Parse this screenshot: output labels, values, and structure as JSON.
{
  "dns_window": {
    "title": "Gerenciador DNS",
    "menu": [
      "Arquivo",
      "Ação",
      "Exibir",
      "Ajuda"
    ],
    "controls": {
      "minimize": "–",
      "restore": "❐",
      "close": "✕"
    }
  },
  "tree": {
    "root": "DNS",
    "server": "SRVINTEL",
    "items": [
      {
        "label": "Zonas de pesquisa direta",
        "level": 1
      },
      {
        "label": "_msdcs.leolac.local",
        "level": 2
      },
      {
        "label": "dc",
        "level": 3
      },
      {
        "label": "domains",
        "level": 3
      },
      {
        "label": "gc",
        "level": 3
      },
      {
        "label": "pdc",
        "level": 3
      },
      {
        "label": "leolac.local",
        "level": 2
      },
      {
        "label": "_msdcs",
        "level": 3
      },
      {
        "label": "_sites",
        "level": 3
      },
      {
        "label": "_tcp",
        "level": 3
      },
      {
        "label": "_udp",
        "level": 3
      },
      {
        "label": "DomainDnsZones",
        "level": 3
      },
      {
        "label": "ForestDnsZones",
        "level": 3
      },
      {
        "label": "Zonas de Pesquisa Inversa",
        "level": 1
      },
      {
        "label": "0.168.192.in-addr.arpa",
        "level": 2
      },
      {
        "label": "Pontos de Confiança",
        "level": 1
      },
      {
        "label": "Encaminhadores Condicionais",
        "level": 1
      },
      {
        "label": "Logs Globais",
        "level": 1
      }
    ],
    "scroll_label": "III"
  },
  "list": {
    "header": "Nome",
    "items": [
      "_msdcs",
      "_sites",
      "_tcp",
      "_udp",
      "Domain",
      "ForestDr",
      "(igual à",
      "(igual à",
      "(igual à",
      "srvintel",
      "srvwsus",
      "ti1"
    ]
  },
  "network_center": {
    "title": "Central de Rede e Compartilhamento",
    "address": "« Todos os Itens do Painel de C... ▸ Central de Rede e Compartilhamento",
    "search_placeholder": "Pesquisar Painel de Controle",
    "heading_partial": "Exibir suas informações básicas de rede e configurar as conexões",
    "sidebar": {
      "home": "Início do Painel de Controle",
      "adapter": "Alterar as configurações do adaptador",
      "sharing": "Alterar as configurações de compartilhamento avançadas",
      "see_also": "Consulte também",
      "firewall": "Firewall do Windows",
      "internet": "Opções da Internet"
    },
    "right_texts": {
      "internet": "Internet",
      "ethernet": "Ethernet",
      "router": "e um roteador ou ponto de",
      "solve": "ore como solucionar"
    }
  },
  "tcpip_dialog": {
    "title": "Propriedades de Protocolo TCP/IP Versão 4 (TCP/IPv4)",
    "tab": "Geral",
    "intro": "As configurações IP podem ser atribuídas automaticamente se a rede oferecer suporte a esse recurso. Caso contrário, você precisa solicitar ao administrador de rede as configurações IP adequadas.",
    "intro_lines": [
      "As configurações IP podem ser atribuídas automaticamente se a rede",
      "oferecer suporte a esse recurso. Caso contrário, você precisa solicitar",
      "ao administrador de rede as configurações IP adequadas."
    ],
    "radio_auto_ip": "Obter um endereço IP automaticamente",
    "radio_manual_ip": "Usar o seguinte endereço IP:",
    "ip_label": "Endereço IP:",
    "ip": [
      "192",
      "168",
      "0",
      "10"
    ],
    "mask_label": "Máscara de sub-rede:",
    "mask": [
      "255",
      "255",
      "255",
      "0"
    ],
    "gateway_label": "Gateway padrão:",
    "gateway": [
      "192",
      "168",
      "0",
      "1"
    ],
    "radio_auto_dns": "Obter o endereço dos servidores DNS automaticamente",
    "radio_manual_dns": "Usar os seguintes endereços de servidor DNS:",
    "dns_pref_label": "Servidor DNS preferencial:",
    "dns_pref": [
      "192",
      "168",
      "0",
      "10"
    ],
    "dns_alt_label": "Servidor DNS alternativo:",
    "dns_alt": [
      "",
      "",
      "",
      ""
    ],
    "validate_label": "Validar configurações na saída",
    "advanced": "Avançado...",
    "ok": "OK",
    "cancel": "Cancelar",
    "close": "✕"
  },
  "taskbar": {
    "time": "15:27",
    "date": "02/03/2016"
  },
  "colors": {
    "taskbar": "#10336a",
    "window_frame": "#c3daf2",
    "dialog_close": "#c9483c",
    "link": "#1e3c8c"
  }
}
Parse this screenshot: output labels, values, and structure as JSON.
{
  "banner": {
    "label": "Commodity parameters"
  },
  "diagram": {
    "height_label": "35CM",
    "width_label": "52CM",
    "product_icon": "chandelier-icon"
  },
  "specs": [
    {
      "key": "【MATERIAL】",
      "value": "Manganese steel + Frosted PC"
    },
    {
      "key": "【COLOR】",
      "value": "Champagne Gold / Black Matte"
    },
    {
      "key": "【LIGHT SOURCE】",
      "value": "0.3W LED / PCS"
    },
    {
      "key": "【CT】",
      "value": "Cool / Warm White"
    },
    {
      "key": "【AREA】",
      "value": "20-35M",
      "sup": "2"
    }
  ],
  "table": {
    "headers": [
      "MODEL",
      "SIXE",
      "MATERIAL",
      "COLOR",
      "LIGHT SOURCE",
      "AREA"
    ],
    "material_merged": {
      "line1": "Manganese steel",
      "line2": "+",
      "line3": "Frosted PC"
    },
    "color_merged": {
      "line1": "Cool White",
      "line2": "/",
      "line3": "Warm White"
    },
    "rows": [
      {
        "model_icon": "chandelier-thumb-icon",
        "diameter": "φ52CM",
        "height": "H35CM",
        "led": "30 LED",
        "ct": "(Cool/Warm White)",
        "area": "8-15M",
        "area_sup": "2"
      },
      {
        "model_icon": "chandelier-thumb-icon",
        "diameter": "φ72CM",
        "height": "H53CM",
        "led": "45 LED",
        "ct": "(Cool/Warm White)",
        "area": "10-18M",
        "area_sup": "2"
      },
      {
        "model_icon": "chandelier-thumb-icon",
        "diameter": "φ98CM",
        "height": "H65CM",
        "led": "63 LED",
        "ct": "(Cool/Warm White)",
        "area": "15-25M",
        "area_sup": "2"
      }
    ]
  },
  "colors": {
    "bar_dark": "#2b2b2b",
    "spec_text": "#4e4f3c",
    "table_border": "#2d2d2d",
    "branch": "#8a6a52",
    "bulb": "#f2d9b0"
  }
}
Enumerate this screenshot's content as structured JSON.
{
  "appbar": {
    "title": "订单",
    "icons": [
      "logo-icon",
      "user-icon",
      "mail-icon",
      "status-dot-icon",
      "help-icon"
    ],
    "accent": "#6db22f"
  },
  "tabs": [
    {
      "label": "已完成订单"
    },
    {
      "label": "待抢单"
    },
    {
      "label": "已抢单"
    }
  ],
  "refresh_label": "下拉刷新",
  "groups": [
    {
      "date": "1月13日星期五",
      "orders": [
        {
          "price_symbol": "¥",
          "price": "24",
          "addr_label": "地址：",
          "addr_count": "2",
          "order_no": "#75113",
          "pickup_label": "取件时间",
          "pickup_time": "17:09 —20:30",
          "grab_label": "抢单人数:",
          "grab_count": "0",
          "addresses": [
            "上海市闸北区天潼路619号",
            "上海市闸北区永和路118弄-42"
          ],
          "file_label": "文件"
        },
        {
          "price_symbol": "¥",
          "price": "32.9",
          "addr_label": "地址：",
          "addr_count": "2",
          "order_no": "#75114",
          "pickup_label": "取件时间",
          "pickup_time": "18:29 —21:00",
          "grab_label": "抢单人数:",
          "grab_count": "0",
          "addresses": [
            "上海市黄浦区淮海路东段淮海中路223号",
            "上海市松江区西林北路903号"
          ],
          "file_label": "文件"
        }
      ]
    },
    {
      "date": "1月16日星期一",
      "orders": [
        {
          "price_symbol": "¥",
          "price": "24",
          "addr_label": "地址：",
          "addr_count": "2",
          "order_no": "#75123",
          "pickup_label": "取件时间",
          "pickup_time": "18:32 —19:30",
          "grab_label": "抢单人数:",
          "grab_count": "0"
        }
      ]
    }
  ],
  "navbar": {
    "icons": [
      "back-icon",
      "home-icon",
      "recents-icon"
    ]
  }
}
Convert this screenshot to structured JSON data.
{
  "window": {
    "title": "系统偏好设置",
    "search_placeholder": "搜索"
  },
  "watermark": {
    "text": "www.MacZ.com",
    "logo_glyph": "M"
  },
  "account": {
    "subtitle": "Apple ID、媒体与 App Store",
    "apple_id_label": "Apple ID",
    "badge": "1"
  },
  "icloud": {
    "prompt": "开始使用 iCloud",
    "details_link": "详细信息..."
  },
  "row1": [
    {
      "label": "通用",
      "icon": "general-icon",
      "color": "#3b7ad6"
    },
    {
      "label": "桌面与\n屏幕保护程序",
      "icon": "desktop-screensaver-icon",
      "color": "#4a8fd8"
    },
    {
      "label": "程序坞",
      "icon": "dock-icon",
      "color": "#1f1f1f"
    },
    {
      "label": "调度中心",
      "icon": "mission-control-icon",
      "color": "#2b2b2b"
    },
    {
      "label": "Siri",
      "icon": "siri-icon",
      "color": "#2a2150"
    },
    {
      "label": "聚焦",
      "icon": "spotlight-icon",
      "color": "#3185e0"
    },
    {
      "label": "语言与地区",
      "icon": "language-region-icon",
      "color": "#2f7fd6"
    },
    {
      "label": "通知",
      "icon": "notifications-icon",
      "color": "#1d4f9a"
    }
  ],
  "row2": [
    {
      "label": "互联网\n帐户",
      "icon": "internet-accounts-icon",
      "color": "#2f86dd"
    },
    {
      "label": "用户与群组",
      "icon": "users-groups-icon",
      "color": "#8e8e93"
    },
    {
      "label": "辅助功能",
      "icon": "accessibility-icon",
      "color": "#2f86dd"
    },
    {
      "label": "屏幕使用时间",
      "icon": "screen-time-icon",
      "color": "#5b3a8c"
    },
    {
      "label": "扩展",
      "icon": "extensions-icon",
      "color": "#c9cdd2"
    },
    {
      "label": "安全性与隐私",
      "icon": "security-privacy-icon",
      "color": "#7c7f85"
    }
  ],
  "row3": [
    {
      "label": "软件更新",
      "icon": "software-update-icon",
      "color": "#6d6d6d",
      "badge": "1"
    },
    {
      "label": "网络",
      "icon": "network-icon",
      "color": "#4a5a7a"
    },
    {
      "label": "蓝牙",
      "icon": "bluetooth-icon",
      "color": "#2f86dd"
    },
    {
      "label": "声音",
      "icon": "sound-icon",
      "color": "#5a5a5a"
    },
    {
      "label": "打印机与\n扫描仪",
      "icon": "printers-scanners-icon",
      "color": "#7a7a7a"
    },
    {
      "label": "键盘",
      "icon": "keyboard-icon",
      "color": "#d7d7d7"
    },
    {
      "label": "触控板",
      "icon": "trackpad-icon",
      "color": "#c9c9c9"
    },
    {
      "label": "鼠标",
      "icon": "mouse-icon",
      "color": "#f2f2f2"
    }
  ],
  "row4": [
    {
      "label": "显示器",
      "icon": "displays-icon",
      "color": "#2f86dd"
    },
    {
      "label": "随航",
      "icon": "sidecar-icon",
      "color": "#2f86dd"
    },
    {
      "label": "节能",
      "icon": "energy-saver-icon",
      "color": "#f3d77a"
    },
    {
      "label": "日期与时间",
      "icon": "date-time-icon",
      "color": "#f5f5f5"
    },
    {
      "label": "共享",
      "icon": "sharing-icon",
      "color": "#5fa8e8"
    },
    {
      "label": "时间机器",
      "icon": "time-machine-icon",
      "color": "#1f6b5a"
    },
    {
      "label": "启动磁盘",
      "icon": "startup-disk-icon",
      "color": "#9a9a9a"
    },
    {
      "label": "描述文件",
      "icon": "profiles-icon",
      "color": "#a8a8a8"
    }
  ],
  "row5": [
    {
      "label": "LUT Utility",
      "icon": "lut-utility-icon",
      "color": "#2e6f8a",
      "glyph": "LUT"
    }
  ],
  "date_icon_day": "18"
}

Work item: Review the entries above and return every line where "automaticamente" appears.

Written answer:
    "intro": "As configurações IP podem ser atribuídas automaticamente se a rede oferecer suporte a esse recurso. Caso contrário, você precisa solicitar ao administrador de rede as configurações IP adequadas.",
      "As configurações IP podem ser atribuídas automaticamente se a rede",
    "radio_auto_ip": "Obter um endereço IP automaticamente",
    "radio_auto_dns": "Obter o endereço dos servidores DNS automaticamente",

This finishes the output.